The designs are inspired by smart security interfaces that are minimalist (like Ring tech), and the intention was to display a series of faces "collected" by our monitor. When a face is detected, it dynamically displays a red screen, warning the user of possible intruders that violate the space. However, as they're captured in a public setting, these faces are stored in the system, on display.
Much like widespread surveillance in our everyday lives, how our digital footprints are used and co-opted remains unclear.
After the showcase, we received a grant from Jacobs Hall and were accepted into an exhibition. Our second fully functional prototype took on a new direction.
Diagram credit @ Zeke Medley
Zeke and Noah revamped the software, and our newly updated code runs faster and smoother than before on a Pi 4. Currently, there is close to real time face detection and UI drawing.
For the installation, the program runs with the flip of a switch and displays generated static noise when no faces are seen, giving it an ominous presence in the room.
Cameron built a new mounting system that allows for the monitor to be hung from hooks on the gallery ceiling, giving the system a floating, body-like figure with wires dangling loosely behind it.
For the future, we're thinking of using a newly purchased monitor for better viewing angles, and adjusting to find the ideal height for a user to interact with the monitor. We're also bringing an improved motor system similar to our original concept.
After getting feedback that our messaging was unclear form exhibition passerbys, I iterated on designs that mimic widely popularized Instagram filters that project 'fun' interactions onto users' faces (guessing ages, what Trader Joe's product you might be, etc).
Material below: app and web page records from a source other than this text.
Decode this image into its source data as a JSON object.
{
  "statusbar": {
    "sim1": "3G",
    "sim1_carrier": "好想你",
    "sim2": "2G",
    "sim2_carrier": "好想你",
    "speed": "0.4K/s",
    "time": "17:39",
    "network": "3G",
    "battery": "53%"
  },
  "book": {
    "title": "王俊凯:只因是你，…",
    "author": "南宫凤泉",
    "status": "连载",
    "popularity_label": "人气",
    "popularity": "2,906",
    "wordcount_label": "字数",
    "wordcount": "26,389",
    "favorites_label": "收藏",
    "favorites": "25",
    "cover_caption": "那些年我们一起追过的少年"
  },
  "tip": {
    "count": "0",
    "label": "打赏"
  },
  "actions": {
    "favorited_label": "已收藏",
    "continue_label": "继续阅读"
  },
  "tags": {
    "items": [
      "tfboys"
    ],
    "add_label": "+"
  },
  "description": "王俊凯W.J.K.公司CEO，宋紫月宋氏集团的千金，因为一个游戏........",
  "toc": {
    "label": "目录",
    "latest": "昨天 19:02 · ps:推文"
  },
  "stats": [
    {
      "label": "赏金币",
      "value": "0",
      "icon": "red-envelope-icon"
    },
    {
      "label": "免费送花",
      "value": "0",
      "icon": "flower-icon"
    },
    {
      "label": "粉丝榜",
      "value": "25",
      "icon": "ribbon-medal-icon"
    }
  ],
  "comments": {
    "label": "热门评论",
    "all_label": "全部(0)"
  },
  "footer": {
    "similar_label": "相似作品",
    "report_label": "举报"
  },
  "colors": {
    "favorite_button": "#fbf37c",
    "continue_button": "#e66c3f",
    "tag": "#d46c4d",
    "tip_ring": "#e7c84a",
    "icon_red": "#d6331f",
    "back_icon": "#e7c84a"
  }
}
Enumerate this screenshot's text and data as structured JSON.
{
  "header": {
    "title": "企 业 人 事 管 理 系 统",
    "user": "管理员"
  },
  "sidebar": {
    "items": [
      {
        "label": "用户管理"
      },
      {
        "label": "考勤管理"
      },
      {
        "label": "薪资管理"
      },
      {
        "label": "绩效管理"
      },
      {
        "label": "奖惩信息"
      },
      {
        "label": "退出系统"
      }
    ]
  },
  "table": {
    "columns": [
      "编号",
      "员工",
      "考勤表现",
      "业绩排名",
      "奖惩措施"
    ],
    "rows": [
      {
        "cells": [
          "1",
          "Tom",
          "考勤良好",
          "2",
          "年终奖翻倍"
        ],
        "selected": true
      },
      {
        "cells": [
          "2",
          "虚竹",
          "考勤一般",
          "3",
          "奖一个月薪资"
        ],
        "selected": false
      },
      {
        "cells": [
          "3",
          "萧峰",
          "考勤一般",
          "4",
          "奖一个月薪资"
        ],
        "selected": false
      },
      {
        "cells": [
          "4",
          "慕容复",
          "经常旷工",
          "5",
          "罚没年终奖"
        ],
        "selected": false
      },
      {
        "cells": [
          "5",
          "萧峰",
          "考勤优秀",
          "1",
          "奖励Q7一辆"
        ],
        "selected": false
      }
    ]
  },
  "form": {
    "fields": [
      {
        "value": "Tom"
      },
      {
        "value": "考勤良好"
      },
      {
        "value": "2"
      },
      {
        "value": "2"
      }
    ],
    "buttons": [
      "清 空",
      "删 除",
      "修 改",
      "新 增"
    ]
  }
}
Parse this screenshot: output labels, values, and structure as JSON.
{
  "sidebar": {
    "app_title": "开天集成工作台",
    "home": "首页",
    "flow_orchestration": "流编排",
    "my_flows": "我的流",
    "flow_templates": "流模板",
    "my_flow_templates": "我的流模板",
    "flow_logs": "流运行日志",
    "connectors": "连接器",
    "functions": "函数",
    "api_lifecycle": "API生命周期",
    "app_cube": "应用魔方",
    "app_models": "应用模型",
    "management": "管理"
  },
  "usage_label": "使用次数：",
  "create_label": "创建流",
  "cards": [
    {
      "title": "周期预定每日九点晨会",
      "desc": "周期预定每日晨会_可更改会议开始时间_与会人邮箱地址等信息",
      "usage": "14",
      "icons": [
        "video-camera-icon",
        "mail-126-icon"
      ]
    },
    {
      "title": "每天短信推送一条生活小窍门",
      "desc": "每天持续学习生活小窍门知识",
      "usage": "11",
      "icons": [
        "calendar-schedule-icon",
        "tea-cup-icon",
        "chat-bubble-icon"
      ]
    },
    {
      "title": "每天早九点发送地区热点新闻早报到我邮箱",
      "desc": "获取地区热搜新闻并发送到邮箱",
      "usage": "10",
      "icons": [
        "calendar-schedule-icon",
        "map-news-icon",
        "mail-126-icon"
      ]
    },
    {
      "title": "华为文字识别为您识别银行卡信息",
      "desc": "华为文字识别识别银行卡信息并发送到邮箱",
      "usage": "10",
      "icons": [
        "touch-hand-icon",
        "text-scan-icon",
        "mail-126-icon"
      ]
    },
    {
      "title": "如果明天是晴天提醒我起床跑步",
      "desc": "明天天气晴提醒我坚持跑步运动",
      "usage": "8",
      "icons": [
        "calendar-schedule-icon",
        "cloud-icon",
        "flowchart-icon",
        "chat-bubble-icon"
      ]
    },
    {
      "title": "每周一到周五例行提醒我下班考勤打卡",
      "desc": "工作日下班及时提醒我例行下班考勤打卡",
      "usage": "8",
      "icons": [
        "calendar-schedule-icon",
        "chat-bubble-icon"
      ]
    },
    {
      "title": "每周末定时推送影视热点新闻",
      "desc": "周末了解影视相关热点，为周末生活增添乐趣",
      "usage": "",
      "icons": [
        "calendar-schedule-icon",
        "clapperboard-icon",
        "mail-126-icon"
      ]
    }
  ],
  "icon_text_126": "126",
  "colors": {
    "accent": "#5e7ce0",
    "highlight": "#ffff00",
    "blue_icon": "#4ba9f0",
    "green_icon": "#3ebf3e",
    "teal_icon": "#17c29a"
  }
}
I also iterated on ways to better engage the user, like consenting to their facial data being used through a 'blink/wink' interaction to critique the often cryptic language and dark design patterns involved with giving digital consent to personal data along with confusing terms and conditions.